reference to covariance-based SEM algorithms, the remark also applies to factor-based PLSSEM algorithms, as both types of algorithms incorporate measurement error.Our goal here is to help empirical researchers who need practical and straightforwardmethodological solutions to assess the overall quality of their measurement frameworks. To thatend, we discussed and demonstrated a practical approach whereby researchers can conductcommon method bias assessment based on a full collinearity test of a model. Our discussion wasillustrated with outputs of the software WarpPLS (Kock, 2015), in the context of e-collaborationresearch. Nevertheless, our discussion arguably applies to any field where path analysis andSEM can be used.AcknowledgmentsThe author is the developer of the software WarpPLS, which has over 7,000 users in morethan 33 different countries at the time of this writing, and moderator of the PLS-SEM e-maildistribution list. He is grateful to those users, and to the members of the PLS-SEM e-maildistribution list, for questions, comments, and discussions on topics related to SEM and to theuse of WarpPLS.ReferencesCohen, J., Cohen, P., West, S.G., & Aiken, L.S. (2003). Applied multiple regression/correlationanalysis for the behavioral sciences. Mahwah, N.J.: L. Erlbaum Associates.Kock, N. (2005). What is e-collaboration. International Journal of E-collaboration, 1(1), 1-7.Kock, N. (2008). E-collaboration and e-commerce in virtual worlds: The potential of SecondLife and World of Warcraft. International Journal of e-Collaboration, 4(3), 1-13.Kock, N. (2011). A mathematical analysis of the evolution of human mate choice traits:Implications for evolutionary psychologists. Journal of Evolutionary Psychology, 9(3), 219247.Kock, N. (2014). A note on how to conduct a factor-based PLS-SEM analysis.

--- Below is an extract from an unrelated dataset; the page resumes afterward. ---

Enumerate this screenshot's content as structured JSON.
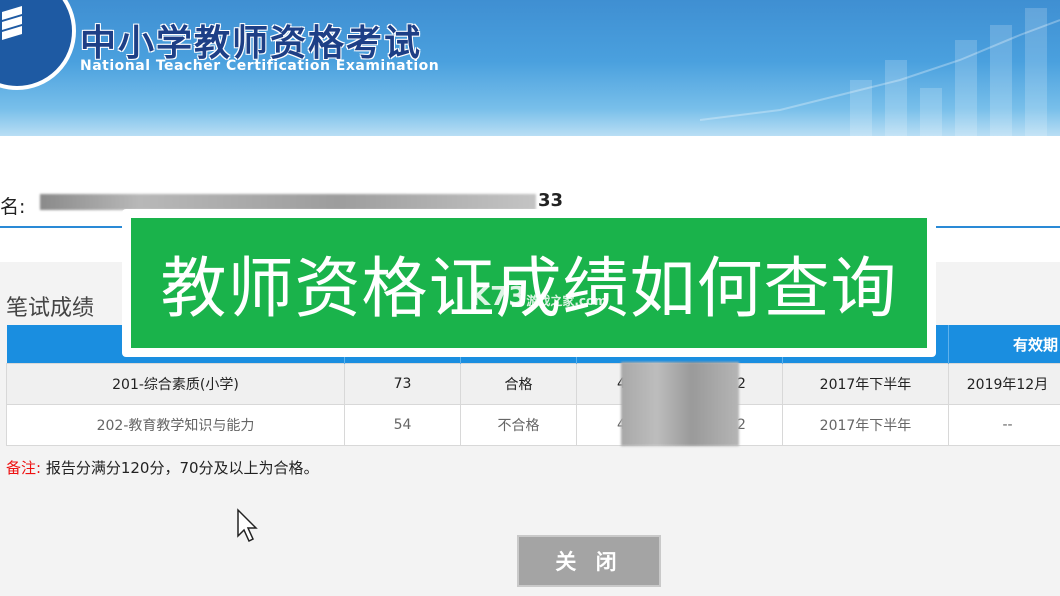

Laredo, TX:ScriptWarp Systems.Kock, N. (2015). WarpPLS 5.0 User Manual. Laredo, TX: ScriptWarp Systems.Kock, N. (2015b). One-tailed or two-tailed P values in PLS-SEM? International Journal of eCollaboration, 11(2), 1-7.Kock, N., & Gaskins, L. (2014). The mediating role of voice and accountability in therelationship between Internet diffusion and government corruption in Latin America andSub-Saharan Africa. Information Technology for Development, 20(1), 23-43.Kock, N., & Lynn, G.S. (2012). Lateral collinearity and misleading results in variance-basedSEM: An illustration and recommendations. Journal of the Association for InformationSystems, 13(7), 546-580.Maruyama, G.M. (1998). Basics of structural equation modeling. Thousand Oaks, CA: SagePublications.Mueller, R.O. (1996). Basic principles of structural equation modeling. New York, NY:Springer.Paxton, P., Curran, P.J., Bollen, K.A., Kirby, J., & Chen, F. (2001). Monte Carlo experiments:Design and implementation. Structural Equation Modeling, 8(2), 287-312.9

Podsakoff, P.M., MacKenzie, S.B., Lee, J.Y., & Podsakoff, N.P. (2003). Common method biasesin behavioral research: A critical review of the literature and recommended remedies.Journal of Applied Psychology, 88(5), 879-903.Richardson, H.A., Simmering, M.J., & Sturman, M.C. (2009). A tale of three perspectives:Examining post hoc statistical techniques for detection and correction of common methodvariance. Organizational Research Methods, 12(4), 762-800.Robert, C.P., & Casella, G. (2005). Monte Carlo statistical methods. New York, NY: Springer.Spector, P.E. (1987). Method variance as an artifact in self-reported affect and perceptions atwork: Myth or significant problem? Journal of Applied Psychology, 72(3), 438-443.Wold, H. (1980). Model construction and evaluation when theoretical knowledge is scarce. In J.Kmenta and J. B. Ramsey (Eds.), Evaluation of econometric models (pp. 47-74). Waltham,MA: Academic Press.Wright, S. (1934). The method of path coefficients. The Annals of Mathematical Statistics, 5(3),161-215.Wright, S. (1960). Path coefficients and path regressions: Alternative or complementaryconcepts? Biometrics, 16(2), 189-202.10

Kock, N. (2015). Common method bias in PLS-SEM: A full collinearity assessment approach. International Journal of e-Collaboration, 11(4), 1-10. Abstract We discuss common method bias in the context of structural equation modeling employing the partial least squares method (